§ **Exercise instructions**:
Gather each line containing the string "color" from these entries.

# # # # #

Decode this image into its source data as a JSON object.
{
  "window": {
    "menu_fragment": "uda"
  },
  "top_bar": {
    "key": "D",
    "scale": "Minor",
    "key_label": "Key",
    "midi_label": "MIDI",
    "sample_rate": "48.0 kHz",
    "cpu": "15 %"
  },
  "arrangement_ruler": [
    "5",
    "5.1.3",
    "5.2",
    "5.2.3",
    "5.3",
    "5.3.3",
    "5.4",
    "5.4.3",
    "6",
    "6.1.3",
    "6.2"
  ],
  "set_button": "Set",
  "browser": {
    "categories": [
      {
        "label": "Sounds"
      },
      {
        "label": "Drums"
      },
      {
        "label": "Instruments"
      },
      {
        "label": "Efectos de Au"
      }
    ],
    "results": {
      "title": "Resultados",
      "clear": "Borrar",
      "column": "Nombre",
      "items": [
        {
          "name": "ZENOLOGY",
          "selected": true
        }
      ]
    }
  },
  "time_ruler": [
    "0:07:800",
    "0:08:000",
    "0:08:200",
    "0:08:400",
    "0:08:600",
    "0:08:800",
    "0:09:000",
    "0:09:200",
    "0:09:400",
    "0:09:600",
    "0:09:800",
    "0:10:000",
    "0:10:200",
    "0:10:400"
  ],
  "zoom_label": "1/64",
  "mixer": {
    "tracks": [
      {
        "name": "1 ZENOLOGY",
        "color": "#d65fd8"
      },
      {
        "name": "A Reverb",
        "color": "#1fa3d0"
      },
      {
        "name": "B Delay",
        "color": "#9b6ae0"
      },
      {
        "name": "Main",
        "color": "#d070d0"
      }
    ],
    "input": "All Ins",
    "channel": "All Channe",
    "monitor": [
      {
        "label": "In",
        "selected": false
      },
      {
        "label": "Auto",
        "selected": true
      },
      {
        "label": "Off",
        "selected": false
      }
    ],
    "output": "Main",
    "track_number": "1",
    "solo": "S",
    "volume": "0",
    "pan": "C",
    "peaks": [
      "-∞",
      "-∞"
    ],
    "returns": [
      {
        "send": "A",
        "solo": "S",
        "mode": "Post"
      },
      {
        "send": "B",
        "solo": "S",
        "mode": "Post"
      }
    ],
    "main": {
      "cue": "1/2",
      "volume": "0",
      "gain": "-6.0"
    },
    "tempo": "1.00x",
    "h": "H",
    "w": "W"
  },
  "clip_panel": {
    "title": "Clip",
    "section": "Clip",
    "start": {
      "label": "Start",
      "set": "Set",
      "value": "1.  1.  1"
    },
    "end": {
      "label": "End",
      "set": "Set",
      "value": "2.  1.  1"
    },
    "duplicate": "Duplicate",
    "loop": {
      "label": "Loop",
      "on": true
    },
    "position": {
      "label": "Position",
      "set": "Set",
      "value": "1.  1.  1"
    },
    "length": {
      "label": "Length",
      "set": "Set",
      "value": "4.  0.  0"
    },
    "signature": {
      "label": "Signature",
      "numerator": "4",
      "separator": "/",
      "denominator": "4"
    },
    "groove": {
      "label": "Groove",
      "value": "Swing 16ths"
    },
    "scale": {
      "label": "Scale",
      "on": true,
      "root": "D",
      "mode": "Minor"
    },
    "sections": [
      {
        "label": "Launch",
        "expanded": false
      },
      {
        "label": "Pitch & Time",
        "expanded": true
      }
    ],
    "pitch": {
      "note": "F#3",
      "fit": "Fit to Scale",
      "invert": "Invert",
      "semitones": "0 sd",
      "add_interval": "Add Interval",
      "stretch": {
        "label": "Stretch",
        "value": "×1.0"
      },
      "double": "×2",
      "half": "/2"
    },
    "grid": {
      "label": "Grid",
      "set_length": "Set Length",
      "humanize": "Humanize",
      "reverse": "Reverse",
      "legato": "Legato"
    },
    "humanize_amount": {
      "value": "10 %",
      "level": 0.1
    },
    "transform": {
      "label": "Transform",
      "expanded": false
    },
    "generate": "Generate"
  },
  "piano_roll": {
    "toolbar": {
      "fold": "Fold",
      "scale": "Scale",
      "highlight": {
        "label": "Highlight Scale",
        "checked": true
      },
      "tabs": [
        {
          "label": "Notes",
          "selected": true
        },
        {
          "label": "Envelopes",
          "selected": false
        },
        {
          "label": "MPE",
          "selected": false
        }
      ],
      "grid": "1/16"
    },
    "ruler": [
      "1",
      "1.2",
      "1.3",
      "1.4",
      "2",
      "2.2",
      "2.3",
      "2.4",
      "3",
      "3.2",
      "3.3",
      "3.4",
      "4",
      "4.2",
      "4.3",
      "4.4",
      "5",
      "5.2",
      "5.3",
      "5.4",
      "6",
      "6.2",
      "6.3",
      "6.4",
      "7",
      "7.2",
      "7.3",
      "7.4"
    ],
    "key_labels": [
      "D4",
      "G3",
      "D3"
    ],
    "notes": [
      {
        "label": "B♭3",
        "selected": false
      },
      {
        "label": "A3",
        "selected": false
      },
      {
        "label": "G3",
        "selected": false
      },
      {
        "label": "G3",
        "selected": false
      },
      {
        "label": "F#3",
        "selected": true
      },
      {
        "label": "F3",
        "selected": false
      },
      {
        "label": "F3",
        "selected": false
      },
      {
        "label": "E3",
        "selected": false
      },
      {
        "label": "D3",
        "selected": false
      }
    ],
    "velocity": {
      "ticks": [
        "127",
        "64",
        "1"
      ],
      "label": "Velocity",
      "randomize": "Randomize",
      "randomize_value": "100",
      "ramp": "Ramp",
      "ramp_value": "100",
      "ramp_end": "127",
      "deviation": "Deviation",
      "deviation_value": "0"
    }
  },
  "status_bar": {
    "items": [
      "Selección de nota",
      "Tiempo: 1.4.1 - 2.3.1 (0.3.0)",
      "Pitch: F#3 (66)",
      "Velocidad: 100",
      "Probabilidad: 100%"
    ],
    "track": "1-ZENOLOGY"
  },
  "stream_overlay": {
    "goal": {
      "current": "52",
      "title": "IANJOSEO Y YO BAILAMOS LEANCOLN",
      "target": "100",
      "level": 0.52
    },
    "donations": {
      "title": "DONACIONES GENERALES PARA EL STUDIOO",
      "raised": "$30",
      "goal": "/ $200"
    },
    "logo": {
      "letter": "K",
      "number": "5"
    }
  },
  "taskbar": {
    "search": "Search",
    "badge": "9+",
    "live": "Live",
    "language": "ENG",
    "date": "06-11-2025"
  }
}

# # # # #

§ **Your response**:
        "color": "#d65fd8"
        "color": "#1fa3d0"
        "color": "#9b6ae0"
        "color": "#d070d0"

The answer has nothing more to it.